■ **WORK TO COMPLETE**: Wherever "content" appears in a line of the listing, that line should be returned.

■ **DATA TO USE**:
* * * * * * *
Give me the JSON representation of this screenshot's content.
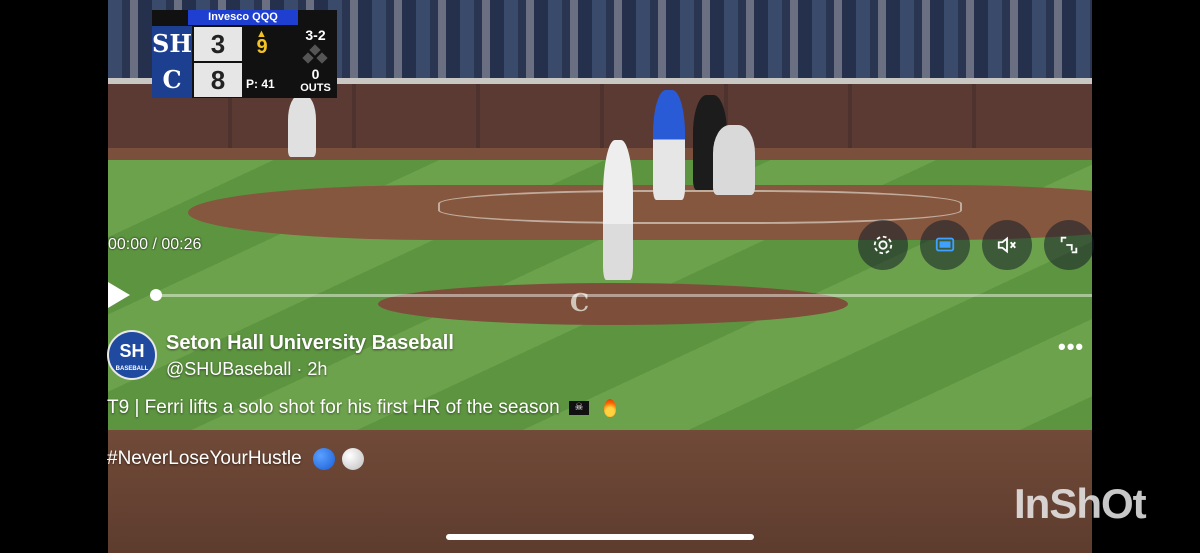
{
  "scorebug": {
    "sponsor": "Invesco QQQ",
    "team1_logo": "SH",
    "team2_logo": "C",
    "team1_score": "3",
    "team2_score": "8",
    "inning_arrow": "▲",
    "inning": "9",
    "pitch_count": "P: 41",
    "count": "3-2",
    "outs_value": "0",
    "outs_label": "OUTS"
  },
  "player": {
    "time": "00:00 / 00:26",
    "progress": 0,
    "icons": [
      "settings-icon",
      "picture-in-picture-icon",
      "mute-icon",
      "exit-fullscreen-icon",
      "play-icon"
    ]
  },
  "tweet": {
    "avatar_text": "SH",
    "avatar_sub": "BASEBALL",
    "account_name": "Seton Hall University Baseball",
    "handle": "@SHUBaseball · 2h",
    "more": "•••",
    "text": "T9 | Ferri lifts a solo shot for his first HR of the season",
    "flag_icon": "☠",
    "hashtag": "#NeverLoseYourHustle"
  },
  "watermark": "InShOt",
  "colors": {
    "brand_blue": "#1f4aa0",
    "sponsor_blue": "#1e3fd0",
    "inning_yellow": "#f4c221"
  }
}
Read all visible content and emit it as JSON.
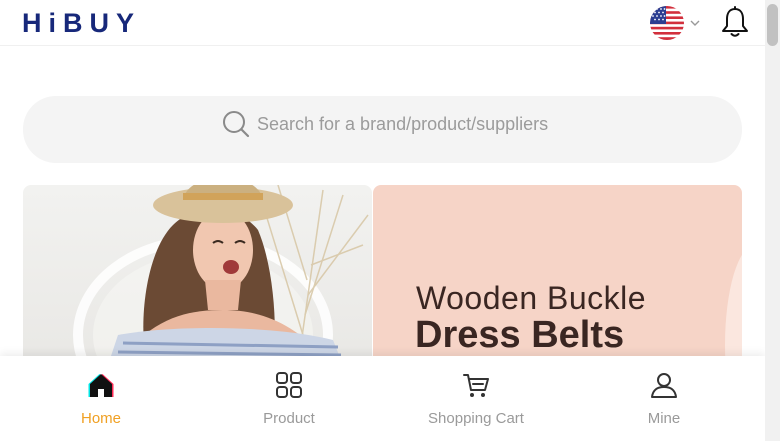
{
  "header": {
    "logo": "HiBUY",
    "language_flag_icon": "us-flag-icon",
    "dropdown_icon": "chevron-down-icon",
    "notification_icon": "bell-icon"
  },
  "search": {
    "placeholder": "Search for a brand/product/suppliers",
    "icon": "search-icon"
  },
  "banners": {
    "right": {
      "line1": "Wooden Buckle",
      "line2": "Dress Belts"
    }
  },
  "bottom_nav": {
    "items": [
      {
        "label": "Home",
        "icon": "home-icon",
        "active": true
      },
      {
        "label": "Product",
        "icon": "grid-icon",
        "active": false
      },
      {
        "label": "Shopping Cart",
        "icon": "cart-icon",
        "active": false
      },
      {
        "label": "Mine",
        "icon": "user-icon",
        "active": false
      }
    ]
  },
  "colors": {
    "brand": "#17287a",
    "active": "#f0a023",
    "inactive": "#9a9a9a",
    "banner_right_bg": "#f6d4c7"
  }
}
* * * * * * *
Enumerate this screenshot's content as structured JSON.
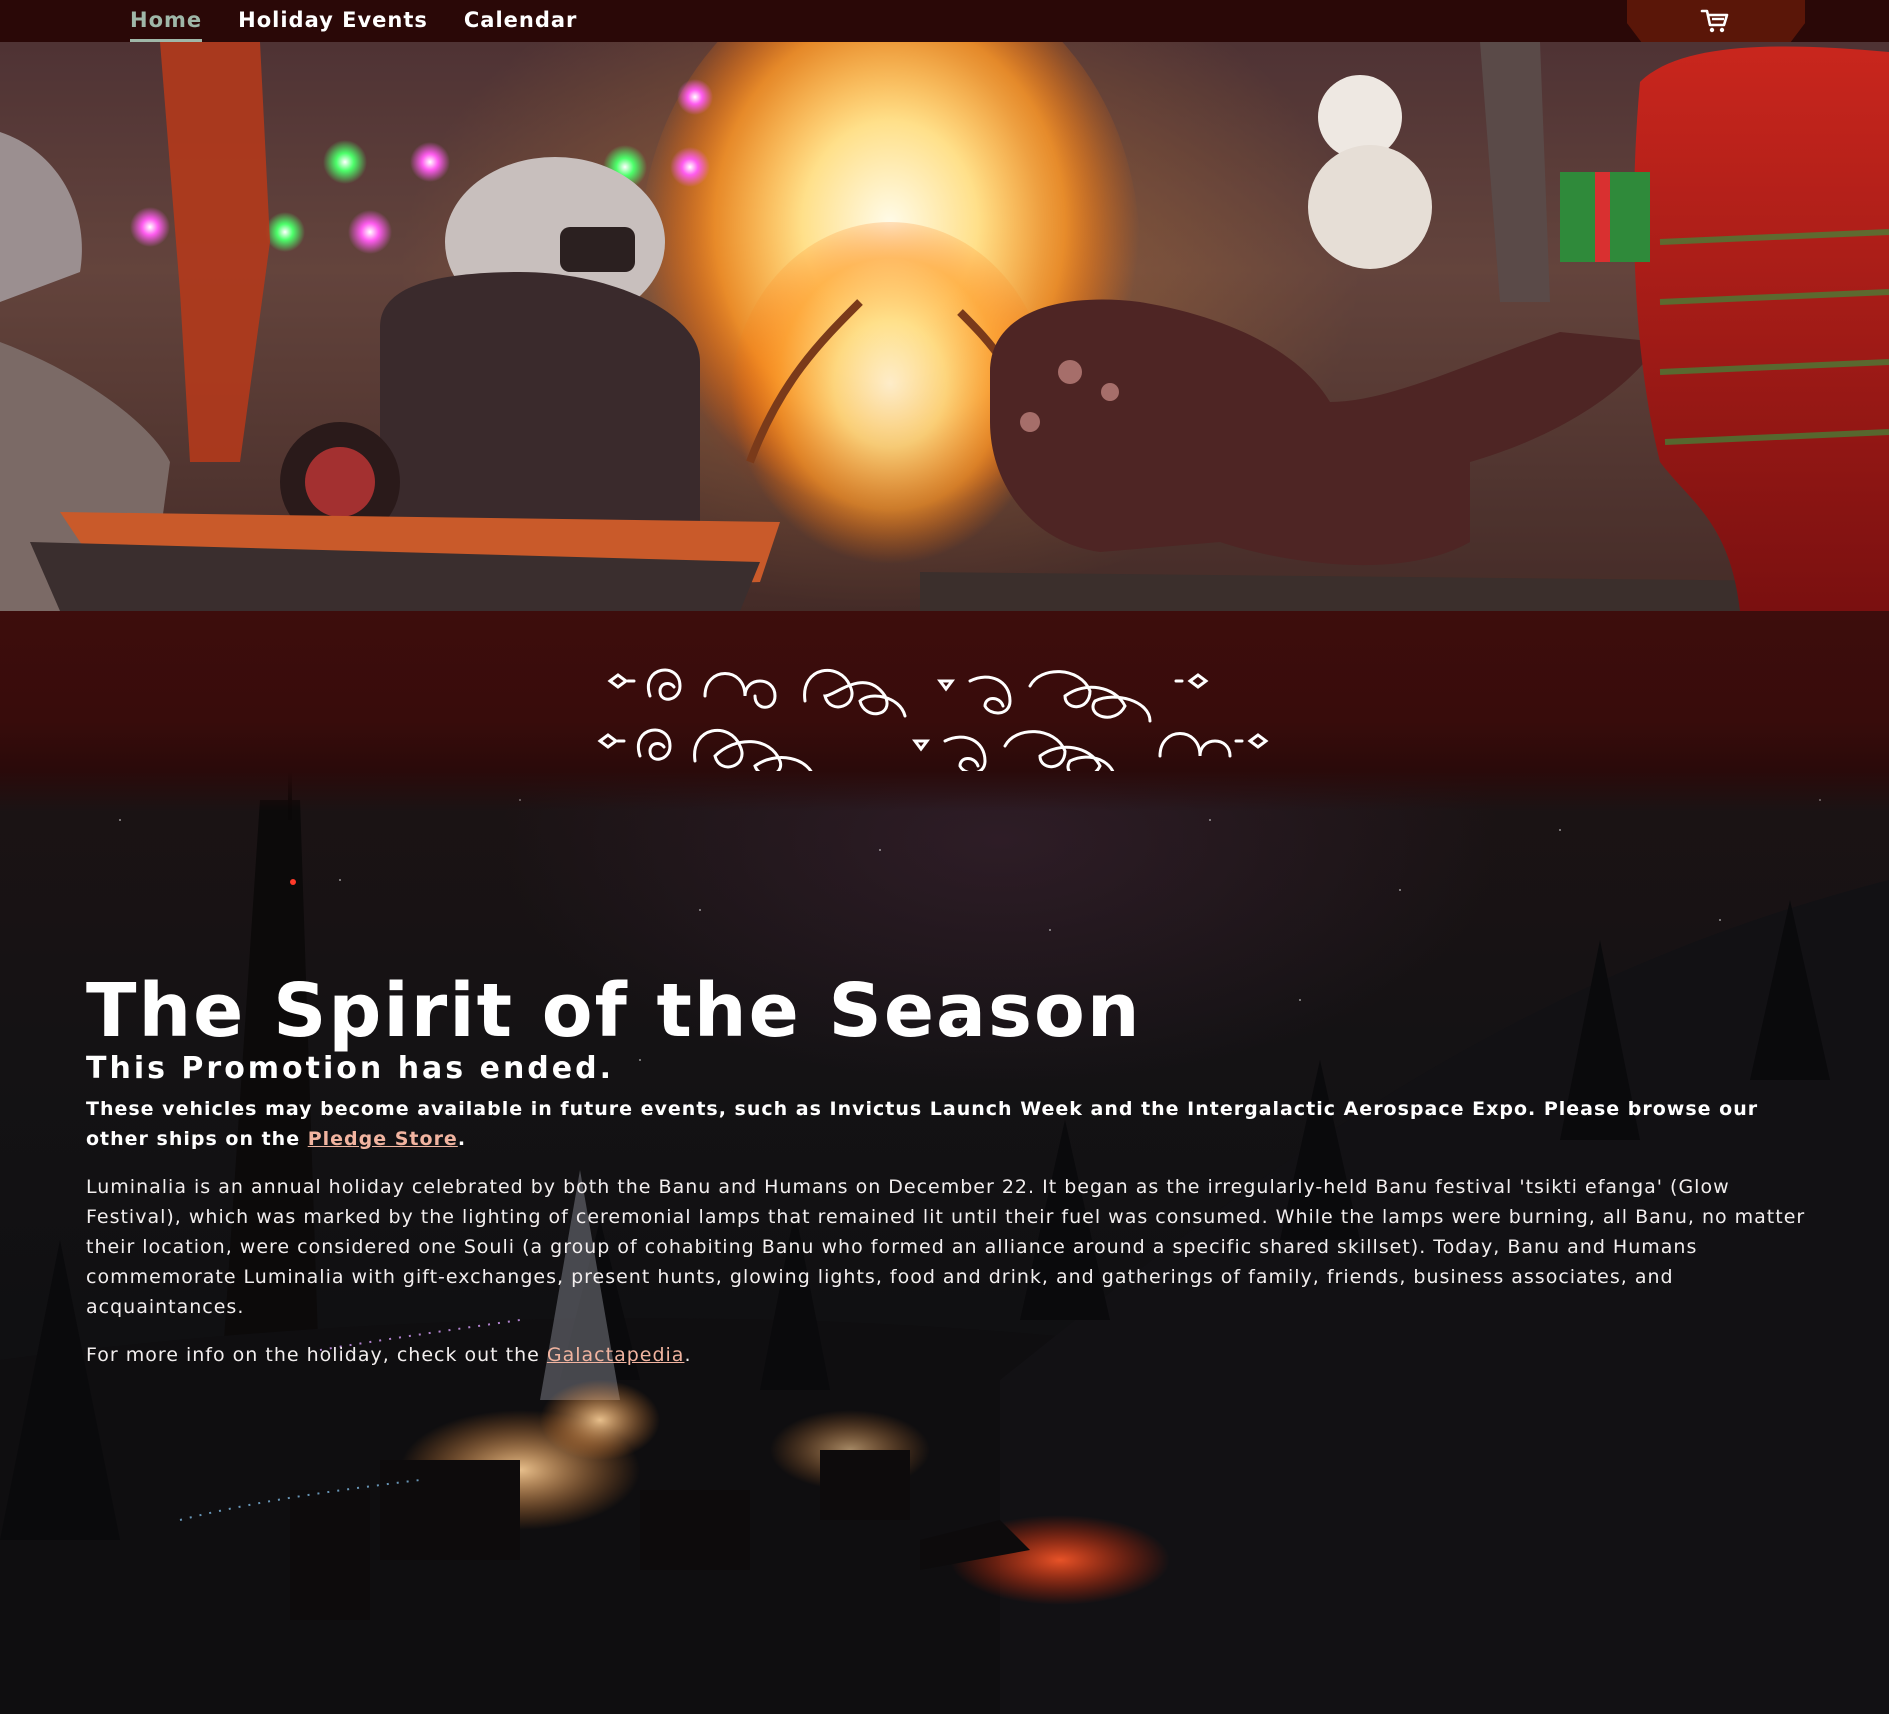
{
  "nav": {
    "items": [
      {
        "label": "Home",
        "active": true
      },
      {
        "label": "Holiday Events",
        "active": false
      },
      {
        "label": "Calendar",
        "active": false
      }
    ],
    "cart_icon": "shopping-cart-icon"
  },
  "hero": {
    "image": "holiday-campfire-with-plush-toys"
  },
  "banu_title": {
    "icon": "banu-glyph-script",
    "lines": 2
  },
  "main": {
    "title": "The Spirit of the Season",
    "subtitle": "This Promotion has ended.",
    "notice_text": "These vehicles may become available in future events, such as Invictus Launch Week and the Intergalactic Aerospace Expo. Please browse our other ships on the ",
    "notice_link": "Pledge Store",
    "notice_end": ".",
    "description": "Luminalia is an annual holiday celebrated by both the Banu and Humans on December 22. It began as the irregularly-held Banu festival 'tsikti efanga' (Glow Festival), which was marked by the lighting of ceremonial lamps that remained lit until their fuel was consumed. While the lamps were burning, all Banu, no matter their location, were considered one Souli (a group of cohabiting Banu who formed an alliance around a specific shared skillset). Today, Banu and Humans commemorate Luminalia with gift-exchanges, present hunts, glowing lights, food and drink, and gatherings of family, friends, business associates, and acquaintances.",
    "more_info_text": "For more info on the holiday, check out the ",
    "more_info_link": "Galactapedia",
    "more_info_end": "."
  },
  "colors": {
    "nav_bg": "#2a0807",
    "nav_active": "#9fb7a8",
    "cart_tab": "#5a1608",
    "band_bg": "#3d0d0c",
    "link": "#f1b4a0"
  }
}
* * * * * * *
■ **TASK ANSWER**:
Give me the JSON representation of this screenshot's content.
Read all visible content and emit it as JSON.
Enumerate this screenshot's content as structured JSON.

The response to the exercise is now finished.